This first method affects both HTML and PDF output. However, if you’re using an older toolkit version, if modifying your DITA source files isn’t an option, or if you only want to change the scale in PDFs (but not in HTML), you may be better off changing the metadata of the image files instead.

Adjusting Image Resolution

If you’re using RenderX XEP to produce PDFs, setting the image resolution to 120 dpi will often do the trick. The XEP User Guide includes this useful bit of wisdom:

Bitmap graphic[s] that have no built-in resolution or dimension data, default to a resolution of 120 dpi (5 dots of a 600-dpi printer) as prescribed by the CSS2 Spec.

So that’s what we need to know: XEP assumes a resolution of 120 dpi.

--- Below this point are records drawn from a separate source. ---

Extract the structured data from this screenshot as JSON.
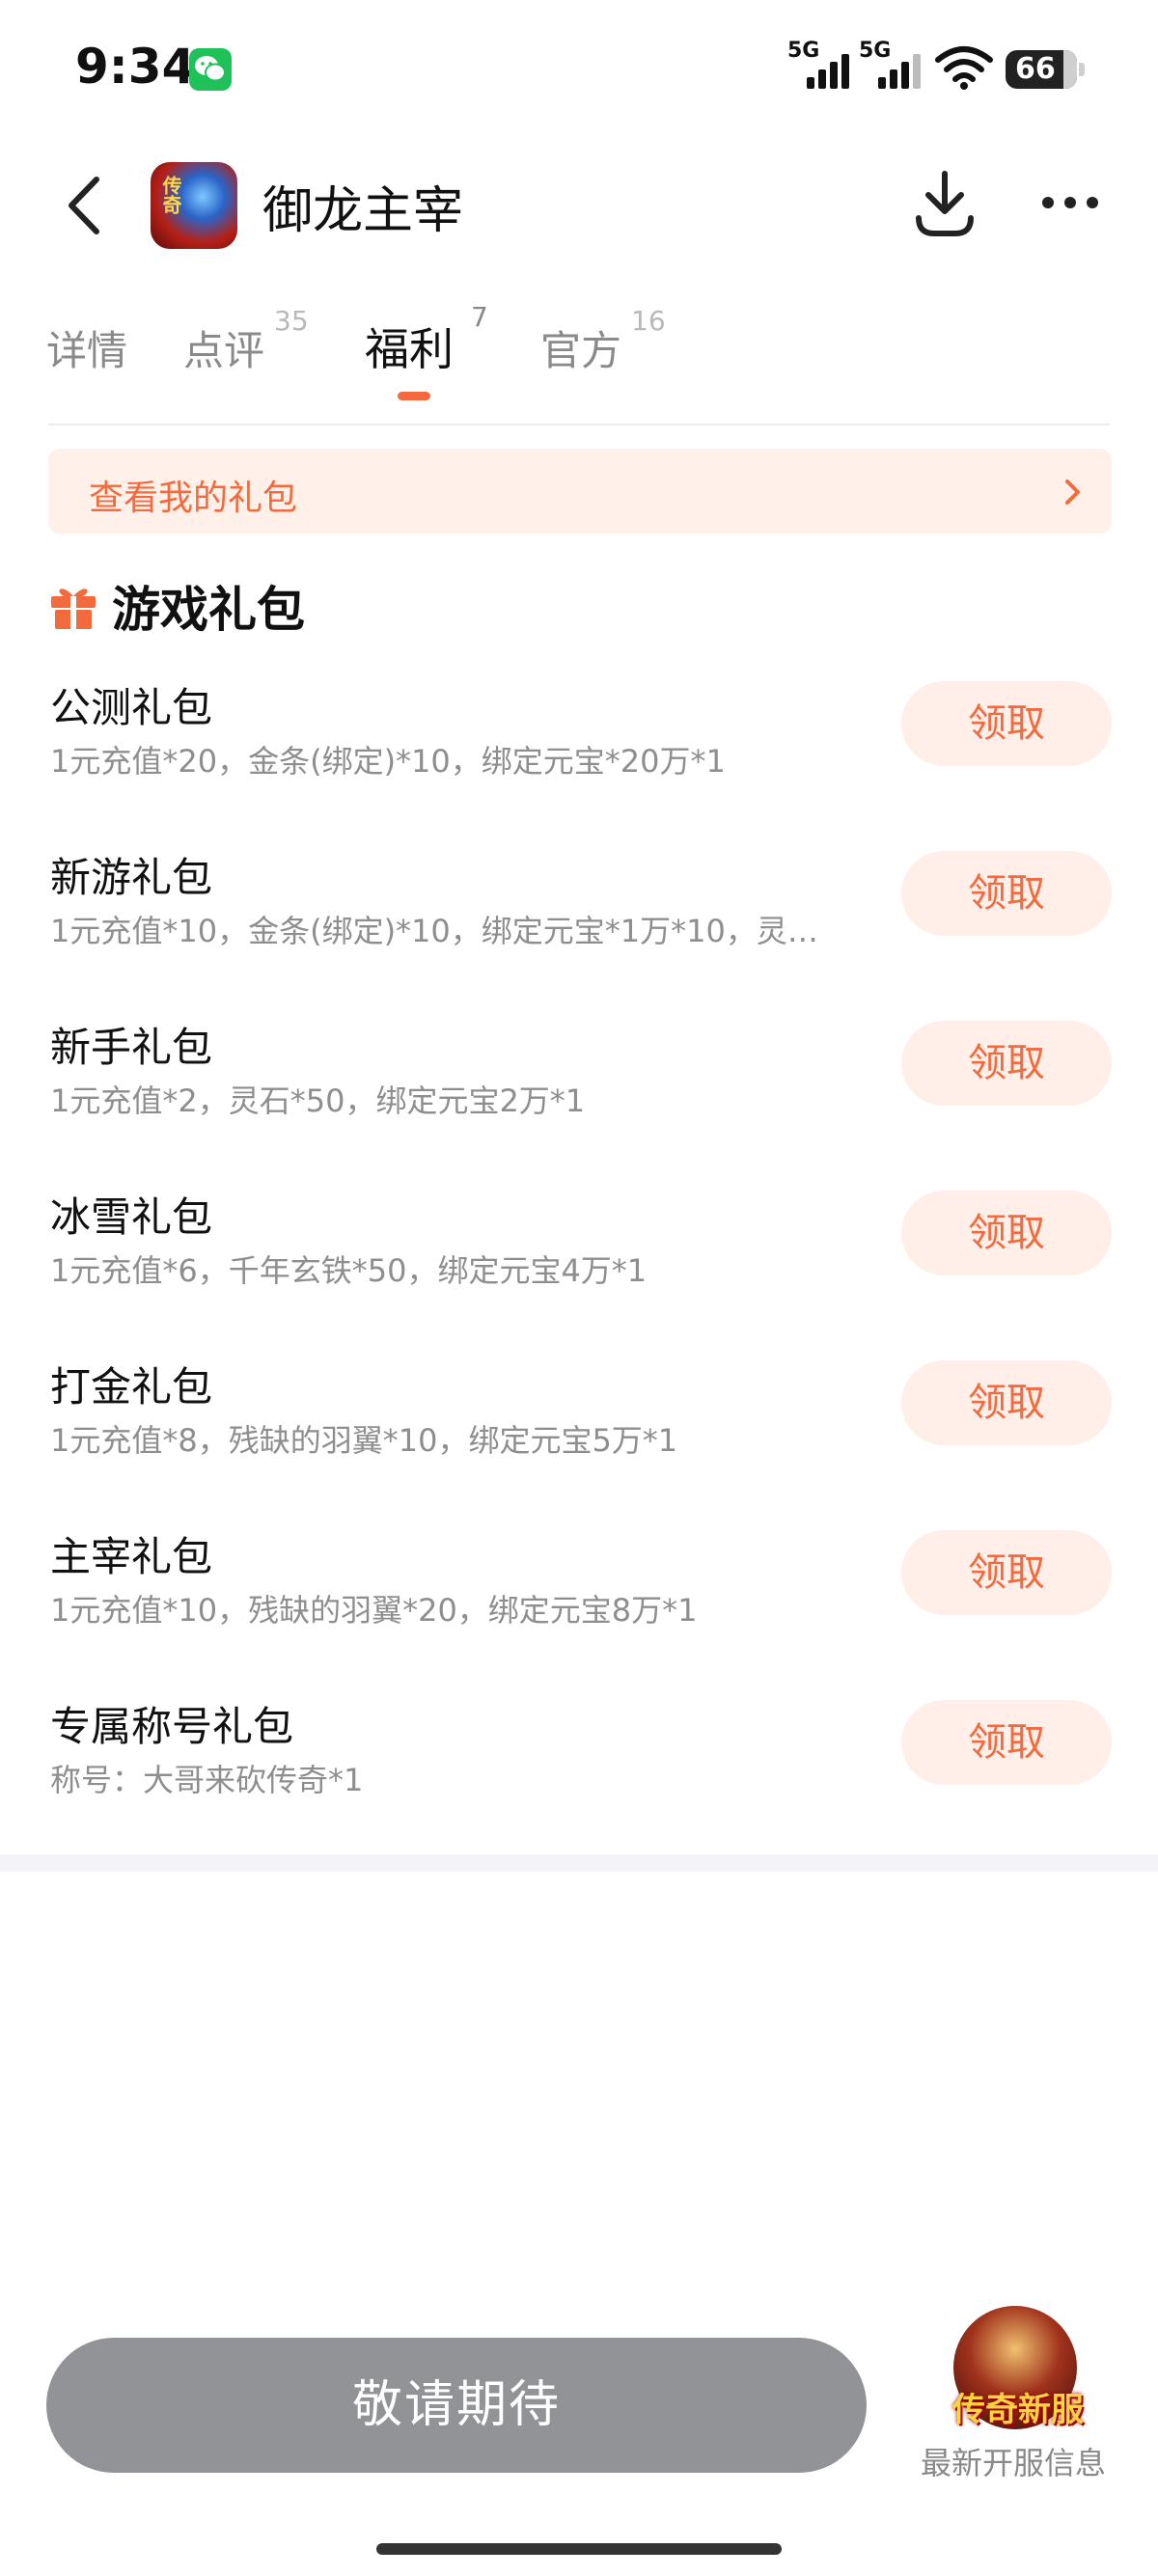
{
  "status_bar": {
    "time": "9:34",
    "signal1_label": "5G",
    "signal2_label": "5G",
    "battery": "66",
    "icons": [
      "wechat-icon",
      "signal-icon",
      "signal-icon",
      "wifi-icon",
      "battery-icon"
    ]
  },
  "header": {
    "app_name": "御龙主宰",
    "app_icon_text": "传奇",
    "icons": [
      "back-icon",
      "download-icon",
      "more-icon"
    ]
  },
  "tabs": [
    {
      "label": "详情",
      "count": ""
    },
    {
      "label": "点评",
      "count": "35"
    },
    {
      "label": "福利",
      "count": "7",
      "active": true
    },
    {
      "label": "官方",
      "count": "16"
    }
  ],
  "my_gifts_link": "查看我的礼包",
  "section_title": "游戏礼包",
  "gifts": [
    {
      "name": "公测礼包",
      "desc": "1元充值*20，金条(绑定)*10，绑定元宝*20万*1",
      "button": "领取"
    },
    {
      "name": "新游礼包",
      "desc": "1元充值*10，金条(绑定)*10，绑定元宝*1万*10，灵…",
      "button": "领取"
    },
    {
      "name": "新手礼包",
      "desc": "1元充值*2，灵石*50，绑定元宝2万*1",
      "button": "领取"
    },
    {
      "name": "冰雪礼包",
      "desc": "1元充值*6，千年玄铁*50，绑定元宝4万*1",
      "button": "领取"
    },
    {
      "name": "打金礼包",
      "desc": "1元充值*8，残缺的羽翼*10，绑定元宝5万*1",
      "button": "领取"
    },
    {
      "name": "主宰礼包",
      "desc": "1元充值*10，残缺的羽翼*20，绑定元宝8万*1",
      "button": "领取"
    },
    {
      "name": "专属称号礼包",
      "desc": "称号：大哥来砍传奇*1",
      "button": "领取"
    }
  ],
  "bottom": {
    "cta_label": "敬请期待",
    "new_server_badge": "传奇新服",
    "new_server_label": "最新开服信息"
  },
  "colors": {
    "accent": "#f26a3d",
    "accent_bg": "#ffefe8",
    "cta_bg": "#919396"
  }
}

As the User Guide explains:

This is always the case for GIF images, but may also occur with other image types. The XSL Recommendation suggests using 0.28 mm as a pixel size in such cases, which corresponds to 90 dpi resolution. A smaller pixel size gives better print results because the proportion between pixel size and page width is similar to that of a computer screen. With lower resolutions, often the large GIF/JPEG images fit onto a screen but not into the printable area on the page.

You can use your favorite pixel graphics program to change the image resolution to 120 dpi. You don’t want to resample the image, only change the dpi setting (or “pixel density”) in the image metadata.

This is easy to do by hand for a single image, but it quickly gets tedious for large numbers of files.

Processing with ImageMagick

As the name suggests, the ImageMagick software suite provides a powerful arsenal of tools and wizardry that can be used to perform any number of tricks on individual images, or entire directories.

If you’re running Mac OS X, you can use MacPorts to install ImageMagick:

sudo port install ImageMagick  

The versatile mogrify command included with ImageMagick can be used to edit images in place, overwriting the original files. The units and density options will do just what we need:

mogrify -units PixelsPerInch -density 120 test.png  

This sets the pixel density of test.png to 120 dpi. To process all PNG files in a folder, use:

mogrify -units PixelsPerInch -density 120 *.png  

These commands can be adjusted to process all image types in a folder at once, or chain other effects (such as drop shadows) into a single command.

Creating a Mac OS X Service with Automator

If you’re a little leery of the command line and prefer something a bit more user-friendly, you can use Automator to create a system-wide service. Then changing the resolution for a selection of files is as easy as selecting a command from the Services menu.

To create the service with Mac OS 10.6 Snow Leopard:

  1. Open /Applications/Automator.app, select the Service template and click Choose.
  2. At the top of the workflow area on the right side of the window, change the first list option to image files.
  3. From the Automator library, add the Run Shell Script action. Leave the Shell set to /bin/bash, set Pass input to as arguments, and replace echo in the default script with /opt/local/bin/mogrify -units PixelsPerInch -density 120.

When you’re done, the Automator dialog should look like this:

ImageMagick workflow service.png

Save the workflow as a service, and you can run it on files & folders in the Finder by Control-clicking and choosing your new command from the Services submenu in the shortcut menu.

If you’d rather just download a copy of my service, you’ll find it here. Unpack the archive and copy the contents to ~/Library/Services.